I have seen more employers offer coaching and therapy to their employees throughout the years to address the whole person in a trend toward workplace wellness. Some companies offer perks to encourage comradery and team building. There are even social clubs at Microsoft. Google offers free cooking classes to its employees. The list is as endless as the ideas your team generates.
Many employers have made the switch from sick days to general Paid Time Off that can be used flexibly as needed. Companies are seeing a trend toward acknowledging the whole person, from coaching and mental health counseling to adoption assistance.
I keep quotes on my desk and on scraps of paper to stay inspired. What’s your favorite “Life Lesson Quote”? And how has this quote shaped your perspective?
My favorite quote: “What is it you plan to do with your one wild and precious life?”
~ Mary Oliver
I love this Mary Oliver quote because of the descriptors.
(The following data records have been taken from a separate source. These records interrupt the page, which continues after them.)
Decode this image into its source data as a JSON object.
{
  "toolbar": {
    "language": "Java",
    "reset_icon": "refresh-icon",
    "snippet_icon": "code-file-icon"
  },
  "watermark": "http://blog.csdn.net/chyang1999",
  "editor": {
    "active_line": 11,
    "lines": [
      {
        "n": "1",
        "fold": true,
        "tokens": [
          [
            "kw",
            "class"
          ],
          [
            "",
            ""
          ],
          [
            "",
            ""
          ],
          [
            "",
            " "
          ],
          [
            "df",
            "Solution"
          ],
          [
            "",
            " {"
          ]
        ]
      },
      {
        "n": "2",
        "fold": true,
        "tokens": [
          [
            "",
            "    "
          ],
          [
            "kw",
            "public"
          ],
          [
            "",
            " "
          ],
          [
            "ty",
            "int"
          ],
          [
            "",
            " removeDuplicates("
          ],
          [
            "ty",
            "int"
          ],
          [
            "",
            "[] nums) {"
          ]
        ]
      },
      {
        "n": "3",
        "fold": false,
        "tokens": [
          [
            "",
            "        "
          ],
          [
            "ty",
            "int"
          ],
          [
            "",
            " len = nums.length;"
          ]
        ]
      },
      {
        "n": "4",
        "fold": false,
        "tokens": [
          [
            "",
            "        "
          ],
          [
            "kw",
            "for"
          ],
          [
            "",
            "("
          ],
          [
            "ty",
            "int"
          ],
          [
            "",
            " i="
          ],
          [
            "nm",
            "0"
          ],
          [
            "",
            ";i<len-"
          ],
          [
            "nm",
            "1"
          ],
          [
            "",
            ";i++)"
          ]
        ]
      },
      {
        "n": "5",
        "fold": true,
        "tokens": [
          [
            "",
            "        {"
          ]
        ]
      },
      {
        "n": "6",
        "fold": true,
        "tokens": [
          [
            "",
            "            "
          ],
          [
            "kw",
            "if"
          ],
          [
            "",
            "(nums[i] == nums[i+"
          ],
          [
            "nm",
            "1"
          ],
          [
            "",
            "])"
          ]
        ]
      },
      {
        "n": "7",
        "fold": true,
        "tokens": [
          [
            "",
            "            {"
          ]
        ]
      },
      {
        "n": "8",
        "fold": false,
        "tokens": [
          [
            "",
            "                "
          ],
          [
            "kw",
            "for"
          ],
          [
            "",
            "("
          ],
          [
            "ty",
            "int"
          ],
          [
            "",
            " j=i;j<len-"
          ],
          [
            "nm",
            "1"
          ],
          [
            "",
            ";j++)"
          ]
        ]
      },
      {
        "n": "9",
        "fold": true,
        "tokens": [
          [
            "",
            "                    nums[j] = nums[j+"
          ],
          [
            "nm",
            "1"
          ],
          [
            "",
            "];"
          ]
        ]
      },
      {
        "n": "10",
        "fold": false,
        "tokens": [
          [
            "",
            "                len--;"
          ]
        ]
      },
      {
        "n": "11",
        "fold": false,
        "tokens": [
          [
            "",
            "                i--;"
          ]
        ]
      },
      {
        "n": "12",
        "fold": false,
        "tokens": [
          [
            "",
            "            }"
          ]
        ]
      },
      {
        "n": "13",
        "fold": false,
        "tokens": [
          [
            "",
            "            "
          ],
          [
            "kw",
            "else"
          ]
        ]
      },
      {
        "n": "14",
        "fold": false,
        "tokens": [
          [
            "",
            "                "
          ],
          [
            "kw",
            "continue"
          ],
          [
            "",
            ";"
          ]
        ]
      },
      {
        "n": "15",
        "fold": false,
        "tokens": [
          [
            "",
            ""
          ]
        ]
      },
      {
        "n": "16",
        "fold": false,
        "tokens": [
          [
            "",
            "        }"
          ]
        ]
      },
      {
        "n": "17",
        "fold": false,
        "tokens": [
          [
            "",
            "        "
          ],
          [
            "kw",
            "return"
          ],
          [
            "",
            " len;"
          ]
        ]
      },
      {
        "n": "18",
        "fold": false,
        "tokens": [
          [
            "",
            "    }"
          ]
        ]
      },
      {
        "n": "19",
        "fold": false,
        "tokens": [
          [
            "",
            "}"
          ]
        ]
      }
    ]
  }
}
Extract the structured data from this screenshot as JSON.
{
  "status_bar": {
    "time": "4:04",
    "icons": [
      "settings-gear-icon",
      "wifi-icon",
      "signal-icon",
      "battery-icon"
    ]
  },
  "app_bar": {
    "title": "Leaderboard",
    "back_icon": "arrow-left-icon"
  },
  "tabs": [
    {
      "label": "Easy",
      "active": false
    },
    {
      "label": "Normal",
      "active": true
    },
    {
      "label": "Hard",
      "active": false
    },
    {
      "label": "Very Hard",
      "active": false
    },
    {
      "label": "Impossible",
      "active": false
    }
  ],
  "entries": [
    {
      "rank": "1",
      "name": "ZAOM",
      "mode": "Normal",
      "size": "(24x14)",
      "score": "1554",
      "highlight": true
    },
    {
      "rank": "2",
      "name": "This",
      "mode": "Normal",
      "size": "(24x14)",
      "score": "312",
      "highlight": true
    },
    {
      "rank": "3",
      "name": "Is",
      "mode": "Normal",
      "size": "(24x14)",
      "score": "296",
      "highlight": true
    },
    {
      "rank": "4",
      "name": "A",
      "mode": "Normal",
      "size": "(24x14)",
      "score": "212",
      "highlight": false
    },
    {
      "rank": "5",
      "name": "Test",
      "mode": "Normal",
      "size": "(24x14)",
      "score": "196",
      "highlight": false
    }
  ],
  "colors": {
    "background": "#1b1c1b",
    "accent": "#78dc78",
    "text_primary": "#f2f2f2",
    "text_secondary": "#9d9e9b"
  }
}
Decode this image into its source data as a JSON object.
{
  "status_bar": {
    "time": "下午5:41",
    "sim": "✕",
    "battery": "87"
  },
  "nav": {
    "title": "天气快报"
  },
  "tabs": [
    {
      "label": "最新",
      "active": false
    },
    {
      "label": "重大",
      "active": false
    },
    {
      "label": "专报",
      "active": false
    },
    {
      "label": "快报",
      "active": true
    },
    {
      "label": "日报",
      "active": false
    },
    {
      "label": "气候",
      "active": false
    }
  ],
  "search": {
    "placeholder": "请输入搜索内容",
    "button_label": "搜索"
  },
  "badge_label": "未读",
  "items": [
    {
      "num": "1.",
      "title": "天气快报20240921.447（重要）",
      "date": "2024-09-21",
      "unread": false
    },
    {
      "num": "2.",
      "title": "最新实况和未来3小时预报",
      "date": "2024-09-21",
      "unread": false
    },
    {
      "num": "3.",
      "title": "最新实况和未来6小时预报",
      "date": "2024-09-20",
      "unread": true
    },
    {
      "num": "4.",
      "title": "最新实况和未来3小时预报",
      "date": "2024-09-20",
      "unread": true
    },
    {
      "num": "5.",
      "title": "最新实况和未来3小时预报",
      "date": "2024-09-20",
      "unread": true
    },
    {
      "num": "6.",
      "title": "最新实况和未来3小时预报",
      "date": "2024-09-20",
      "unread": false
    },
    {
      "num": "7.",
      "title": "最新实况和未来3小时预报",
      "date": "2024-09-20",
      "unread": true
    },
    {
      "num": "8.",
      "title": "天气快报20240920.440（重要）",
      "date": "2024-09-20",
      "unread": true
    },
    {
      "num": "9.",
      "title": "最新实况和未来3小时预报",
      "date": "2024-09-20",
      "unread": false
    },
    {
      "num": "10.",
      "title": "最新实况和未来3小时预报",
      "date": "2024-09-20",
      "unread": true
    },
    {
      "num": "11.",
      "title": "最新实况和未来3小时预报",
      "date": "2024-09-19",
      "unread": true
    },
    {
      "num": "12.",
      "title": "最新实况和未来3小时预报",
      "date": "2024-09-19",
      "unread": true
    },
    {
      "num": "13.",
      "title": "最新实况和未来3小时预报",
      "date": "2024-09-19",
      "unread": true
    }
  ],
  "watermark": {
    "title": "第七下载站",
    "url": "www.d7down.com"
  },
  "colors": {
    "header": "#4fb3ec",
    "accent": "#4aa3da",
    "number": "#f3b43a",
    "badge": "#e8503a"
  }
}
She reminds us that life is short, but more importantly, it is one wild ride. I love embracing that — not having control, but instead I am making choices about who I am going to show up as.
We are very blessed that some of the biggest names in Business, VC funding, Sports, and Entertainment read this column. Is there a person in the world, or in the US, with whom you would love to have a private breakfast or lunch, and why? He, she, or they might just see this if we tag them.
YES, Cindy Eckert, @cindypinkceo! She is my HERO for how she has approached business, funding, and mentorship in a truly female way. I’d LOVE to meet her and be inspired.
Our readers often like to continue the conversation with our featured interviewees. How can they best connect with you and stay current on what you’re discovering?
You may email me directly at [email protected]. You can also follow my social media pages. They are below.
Thank you for sharing your insights and predictions. We appreciate the gift of your time and wish you continued success and good health.